A few weeks ago, we had the opportunity to check out MLB 12: The Show at the PlayStation Lounge in downtown Toronto with none other than Jose Bautista of the Toronto Blue Jays. Well, we’ve been playing the aforementioned game for a little while now and, aside from a few minor gripes and some shoulder pain, we had a pretty good time with it!
Let’s start out with something obvious: this game is beautiful. It’s not ridiculously realistic to the point where you’d think you were watching live baseball, but when you take everything into consideration, the game looks pretty damn good. Facial animations aren’t the greatest, but you’ll rarely be looking at those anyways. What you’ll be noticing most while you play is the incredibly fluid sliding motions of the players, as well as the shadows and real-time lighting. There’s really no way to describe it better. Of course, in 1080p, it better look this good.
Other visual techniques that Sony San Diego managed to get into this game includes the automatic switching of camera angles immediately following pitches and hits to really make the game experience seem like a live broadcast. We’re not huge fans of watching sports on TV – we’d much rather be there – but we could tell that this is exactly what we could expect if we had turned to Sportsnet while we were playing. Each stadium is recreated in beautiful high-definition, and while there could be a bit more detail here and there, the game more than makes up for it with quick camera-swaps for a close-to-broadcast experience.
Audio in The Show is also nothing short of incredible. Audio commentary seems to be much improved over last year, and there are very few noticeable breaks between phrases when you’re batting, pitching, fielding, or watching from the stands.
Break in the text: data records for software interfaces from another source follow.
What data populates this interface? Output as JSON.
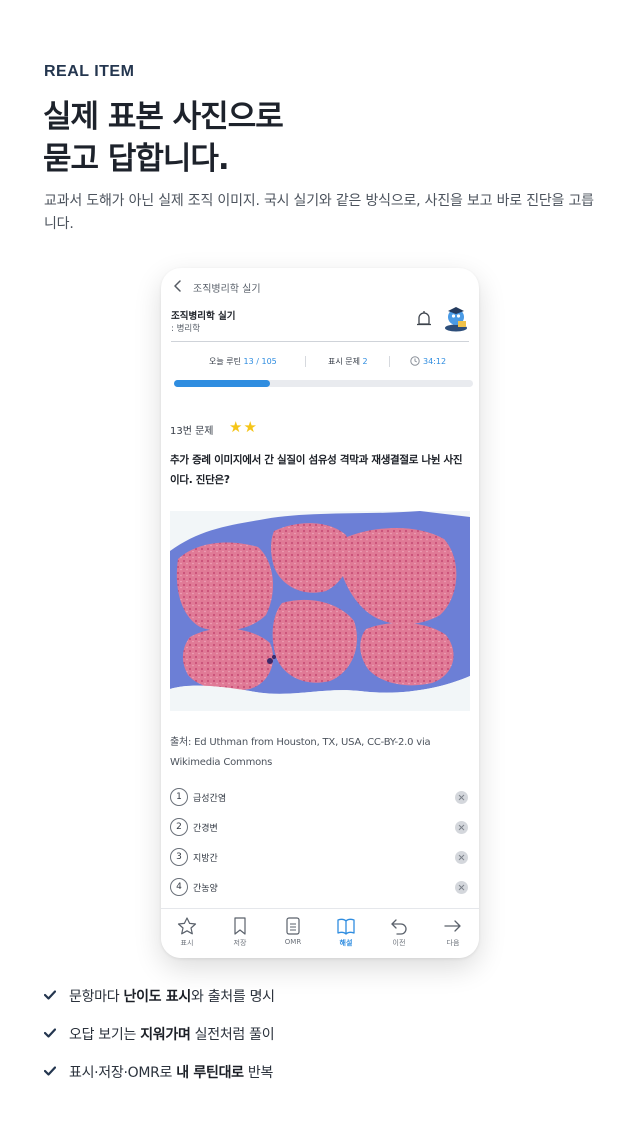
{
  "section": {
    "eyebrow": "REAL ITEM",
    "headline_line1": "실제 표본 사진으로",
    "headline_line2": "묻고 답합니다.",
    "description": "교과서 도해가 아닌 실제 조직 이미지. 국시 실기와 같은 방식으로, 사진을 보고 바로 진단을 고릅니다."
  },
  "app": {
    "topbar_title": "조직병리학 실기",
    "subject_title": "조직병리학 실기",
    "subject_sub": ": 병리학",
    "stats": {
      "today_label": "오늘 루틴",
      "today_value": "13 / 105",
      "marked_label": "표시 문제",
      "marked_value": "2",
      "timer": "34:12"
    },
    "progress": 0.32,
    "question": {
      "number": "13번 문제",
      "difficulty_stars": "★★",
      "text": "추가 증례 이미지에서 간 실질이 섬유성 격막과 재생결절로 나뉜 사진이다. 진단은?",
      "source": "출처: Ed Uthman from Houston, TX, USA, CC-BY-2.0 via Wikimedia Commons"
    },
    "options": [
      {
        "num": "1",
        "label": "급성간염"
      },
      {
        "num": "2",
        "label": "간경변"
      },
      {
        "num": "3",
        "label": "지방간"
      },
      {
        "num": "4",
        "label": "간농양"
      }
    ],
    "nav": {
      "mark": "표시",
      "save": "저장",
      "omr": "OMR",
      "explain": "해설",
      "prev": "이전",
      "next": "다음"
    }
  },
  "features": {
    "f1_pre": "문항마다 ",
    "f1_bold": "난이도 표시",
    "f1_post": "와 출처를 명시",
    "f2_pre": "오답 보기는 ",
    "f2_bold": "지워가며",
    "f2_post": " 실전처럼 풀이",
    "f3_pre": "표시·저장·OMR로 ",
    "f3_bold": "내 루틴대로",
    "f3_post": " 반복"
  },
  "colors": {
    "accent": "#2f8de0",
    "star": "#f5c518",
    "tissue_pink": "#e0708f",
    "fibrosis_blue": "#6c7fd6"
  }
}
Controls are a bit of an issue in The Show, and most of you are probably thinking that that would be more than a minor gripe here. The fact of the matter is that, while the learning curve for MLB 12 is rather steep, there are so many options for control schemes and layouts that once you pick one and learn it, you can master it. There is also PlayStation Move control throughout the entire game this year, and while it’s even a bit trickier to master over traditional DualShock controls, it does offer a pretty fun way to play the game, especially with a bunch of friends. Be aware, however, that you’re not actually swinging a heavy bat, so it is really easy to throw your arm too hard and feel the pain of an eighty-seven year old at your tender age of thirty-two. Just be careful, grandpa.
Last year, analog batting was the new addition to the control stable, focusing on timing rather than the position of the bat. This year’s version sees the inclusion of analog aiming which lets you adjust the position of the bat as well. On the one hand, it gives you a lot more control, but does it ever make things a ton more complicated. Needless to say, we couldn’t play with that control scheme, but we did our best.
Pulse Pitching is the new way to control the pitcher in the game, and it’s a similar mechanic to most golf games we’ve played, believe it or not. You can control the position of the ball, but as you do so, a circle pulses around that point, and it is up to you to time your button press to the time when the circle is smallest, giving you the greatest chance to throw the ball right through that point. It’s an interesting mechanic, but it makes playing feel more like a game of chance than one of skill. Additionally, you can’t control how hard you actually throw the ball, but maybe they’ll add that next year to make things that much more complicated.
There is a version of MLB 12: The Show out for PlayStation Vita as well as the PlayStation 3 version we tested. Save for some things like PlayStation Move functionality, the game is almost identical and supports the CrossPlay feature which lets you pick up and play your game on the go as you left it from the couch. That in itself makes this game worth it if you’re a baseball buff. Sure, it means you’re buying two copies of basically the same game, but you can go from the bus to the couch to the car to the couch again without having missed out on being able to play.
Last but not least, if you were one of the seven people who bought Sony’s PlayStation 3D Display (we make fun of it because nobody bought it even though we secretly love the thing), you can take advantage of SimulView Technology when you’re playing head-to-head and don’t want someone else peeping your screen details. We’re not exactly sure just how much they would be able to glean by looking over your shoulder anyways, but it does make for an interesting application of the technology.
The menu system when you first start up the game is our only other major gripe. It is rather convoluted and takes more than a few simple button presses to get into a game. But once you do, you’re pretty much all set for the series. A minor gripe, but we’re fans of developers that just let you mash a single button a couple of times to get right into your game.
Want to make up for every problem we have with the game? Get the Canadian version. The content on the disc itself is the same, but the cover athlete is Jose Bautista of our Toronto Blue Jays. He’s got a .302 batting average, making him the highest hitting player on the Blue Jays, and he’s all around a great guy. If you didn’t check out our coverage of the launch event for this game, be sure to give it a look here.